My method for producing the crispy bacon that you see in the above photo is a bit unorthodox. The secret is to avoid letting liquid build up while the bacon is cooking. I use my meat shears to scissor the bacon into small chunks, then drop the bacon pieces into a non-stick pot (yes: pot, not pan—the high walls of the pot do wonders to minimize grease spatter). I start with the gas range's temperature on maximum, letting the bacon cook down for about five minutes, stirring occasionally and separating any slices that are sticking to each other.

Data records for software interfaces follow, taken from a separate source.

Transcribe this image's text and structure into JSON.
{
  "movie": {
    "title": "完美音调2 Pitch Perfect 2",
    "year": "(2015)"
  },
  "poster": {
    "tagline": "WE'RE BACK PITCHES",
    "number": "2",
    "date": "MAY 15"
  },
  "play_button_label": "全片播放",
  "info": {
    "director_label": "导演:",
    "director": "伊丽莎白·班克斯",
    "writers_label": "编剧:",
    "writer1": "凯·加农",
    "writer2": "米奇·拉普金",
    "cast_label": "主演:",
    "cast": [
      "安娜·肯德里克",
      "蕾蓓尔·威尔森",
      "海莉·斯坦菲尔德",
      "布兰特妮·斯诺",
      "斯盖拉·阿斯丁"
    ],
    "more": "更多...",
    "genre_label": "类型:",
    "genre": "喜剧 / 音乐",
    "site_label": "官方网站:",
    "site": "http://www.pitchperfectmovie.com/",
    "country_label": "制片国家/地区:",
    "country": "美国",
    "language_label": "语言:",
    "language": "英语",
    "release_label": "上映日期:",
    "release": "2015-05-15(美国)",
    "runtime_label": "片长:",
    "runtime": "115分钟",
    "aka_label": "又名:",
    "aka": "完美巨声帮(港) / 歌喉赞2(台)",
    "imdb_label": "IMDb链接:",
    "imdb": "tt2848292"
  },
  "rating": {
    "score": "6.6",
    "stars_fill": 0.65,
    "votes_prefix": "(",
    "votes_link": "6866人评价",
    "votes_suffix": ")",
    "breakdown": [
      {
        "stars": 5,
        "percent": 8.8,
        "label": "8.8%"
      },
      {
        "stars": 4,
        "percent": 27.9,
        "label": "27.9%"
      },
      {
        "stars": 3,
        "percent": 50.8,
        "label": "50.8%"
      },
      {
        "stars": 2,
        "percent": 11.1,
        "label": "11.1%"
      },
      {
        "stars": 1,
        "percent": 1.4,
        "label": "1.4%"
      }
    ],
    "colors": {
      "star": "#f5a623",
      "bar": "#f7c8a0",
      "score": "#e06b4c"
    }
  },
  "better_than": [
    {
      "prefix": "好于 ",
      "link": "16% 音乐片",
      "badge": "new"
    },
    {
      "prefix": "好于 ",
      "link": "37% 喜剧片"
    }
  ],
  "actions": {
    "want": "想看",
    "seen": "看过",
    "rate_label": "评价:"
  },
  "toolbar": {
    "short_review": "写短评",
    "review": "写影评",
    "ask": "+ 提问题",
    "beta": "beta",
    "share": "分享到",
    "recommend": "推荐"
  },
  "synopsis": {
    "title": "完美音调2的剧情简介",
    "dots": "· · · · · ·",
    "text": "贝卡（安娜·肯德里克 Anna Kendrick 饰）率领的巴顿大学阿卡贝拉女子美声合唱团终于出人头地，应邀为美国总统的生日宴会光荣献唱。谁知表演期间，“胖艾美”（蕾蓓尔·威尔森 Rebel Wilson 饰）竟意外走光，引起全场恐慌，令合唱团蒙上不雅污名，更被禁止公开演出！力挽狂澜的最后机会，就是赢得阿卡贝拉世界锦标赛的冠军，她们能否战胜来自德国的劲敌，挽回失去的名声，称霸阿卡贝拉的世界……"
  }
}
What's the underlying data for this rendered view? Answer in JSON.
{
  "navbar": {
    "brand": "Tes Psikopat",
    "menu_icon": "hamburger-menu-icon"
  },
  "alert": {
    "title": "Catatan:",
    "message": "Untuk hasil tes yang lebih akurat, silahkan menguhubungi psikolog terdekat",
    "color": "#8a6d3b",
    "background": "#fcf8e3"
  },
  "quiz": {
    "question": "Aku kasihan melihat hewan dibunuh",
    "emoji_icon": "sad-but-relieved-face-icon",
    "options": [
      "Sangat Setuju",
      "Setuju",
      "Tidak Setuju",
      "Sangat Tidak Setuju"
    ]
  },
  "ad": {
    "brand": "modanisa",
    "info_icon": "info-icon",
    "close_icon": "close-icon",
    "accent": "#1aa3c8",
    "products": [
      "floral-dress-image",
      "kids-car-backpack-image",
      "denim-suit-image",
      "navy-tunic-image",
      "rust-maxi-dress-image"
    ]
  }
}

Fat and water are cooking out of the bacon during this period, so at around the five-minute mark, I reduce the heat to medium and start scooping out the liquid with a ladle. I can't grab everything, but what I grab is enough to expose the frying bacon directly to the pot's interior surface. As time goes on, the liquid becomes almost all fat, and I again scoop it out every few minutes. Stir, scoop, separate; repeat as needed. This continues until the bacon is thoroughly crisped, at which point I use tongs to remove the meat, then pour the rest of the grease into the collection bowl (civilized people never pour bacon fat, or any fat, directly down the kitchen sink's drain). Voilà—crispy bacon, ready for just about any use, from breakfast to salad garnish. In this case, I tossed half the bacon into the quasi-Alfredo and stirred it in; the rest of the bacon was sprinkled on top to preserve some crispiness.

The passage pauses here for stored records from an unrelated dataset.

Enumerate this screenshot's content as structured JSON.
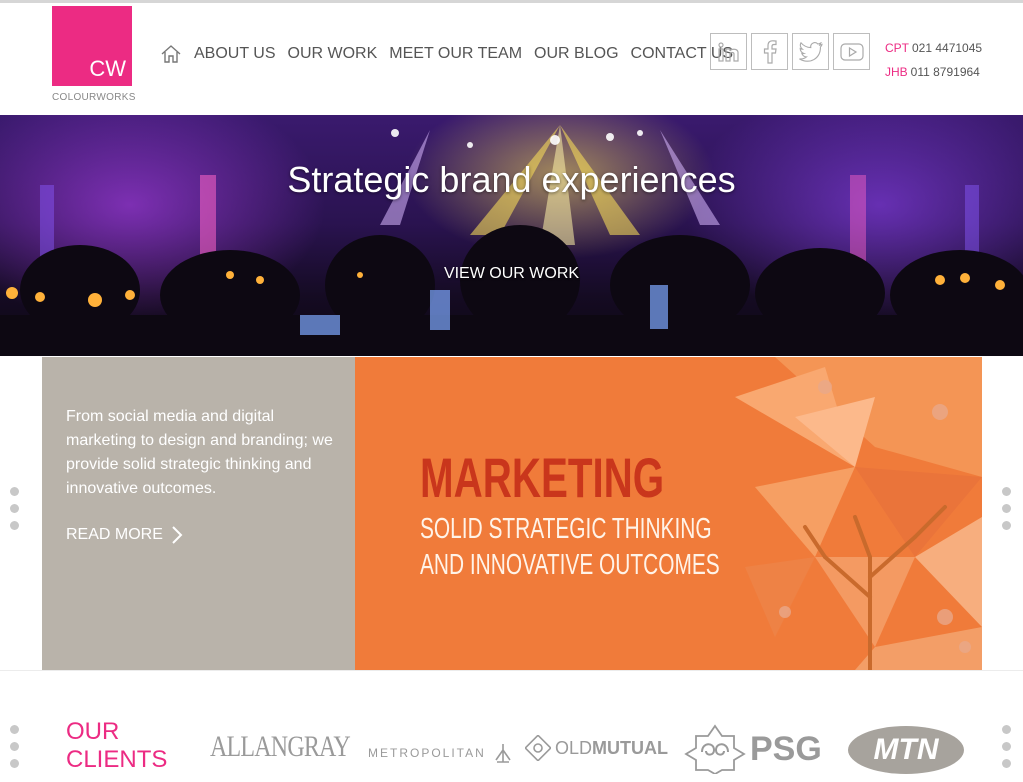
{
  "brand": {
    "logo_mark": "CW",
    "logo_word": "COLOURWORKS",
    "accent": "#ec2b83"
  },
  "nav": {
    "home_icon": "home-icon",
    "items": [
      "ABOUT US",
      "OUR WORK",
      "MEET OUR TEAM",
      "OUR BLOG",
      "CONTACT US"
    ]
  },
  "social": [
    "linkedin-icon",
    "facebook-icon",
    "twitter-icon",
    "youtube-icon"
  ],
  "contacts": [
    {
      "city": "CPT",
      "number": "021 4471045"
    },
    {
      "city": "JHB",
      "number": "011 8791964"
    }
  ],
  "hero": {
    "title": "Strategic brand experiences",
    "cta": "VIEW OUR WORK"
  },
  "feature": {
    "text": "From social media and digital marketing to design and branding; we provide solid strategic thinking and innovative outcomes.",
    "read_more": "READ MORE",
    "heading": "MARKETING",
    "sub_line1": "SOLID STRATEGIC THINKING",
    "sub_line2": "AND INNOVATIVE OUTCOMES",
    "colors": {
      "panel_grey": "#b9b3aa",
      "panel_orange": "#f07b3a",
      "heading": "#c9361c"
    }
  },
  "clients": {
    "title_line1": "OUR",
    "title_line2": "CLIENTS",
    "logos": {
      "allan_gray": "ALLANGRAY",
      "metropolitan": "METROPOLITAN",
      "old_mutual_a": "OLD",
      "old_mutual_b": "MUTUAL",
      "psg": "PSG",
      "mtn": "MTN"
    }
  }
}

Just about every Alfredo recipe I've ever encountered lists a particular Holy Trinity for the sauce: butter, heavy cream, and cheese. A standard Alfredo uses Parmigiano Reggiano, but this time around, I used Gorgonzola (which, to be honest, I find indistinguishable from bleu and Roquefort). Because these ingredients, once melded together, are fairly bland, the aforementioned recipes normally suggest adding herbs and seasoning. For me, that means powdered garlic and dried parsley—just a soupçon of each. The result smells and tastes magnificent, as was true when I made the above dish yesterday.
Wegmans sells a beautiful triple-crème Brie that my buddy Mike got me hooked on. It's not cheap, so I wouldn't be able to buy it routinely, but I do wonder what it would be like to use that cheese in my quasi-Alfredo. I suspect the result would be positively sexual. I didn't see that sort of Brie being sold at Costco, however, so the Brie issue is moot. For now.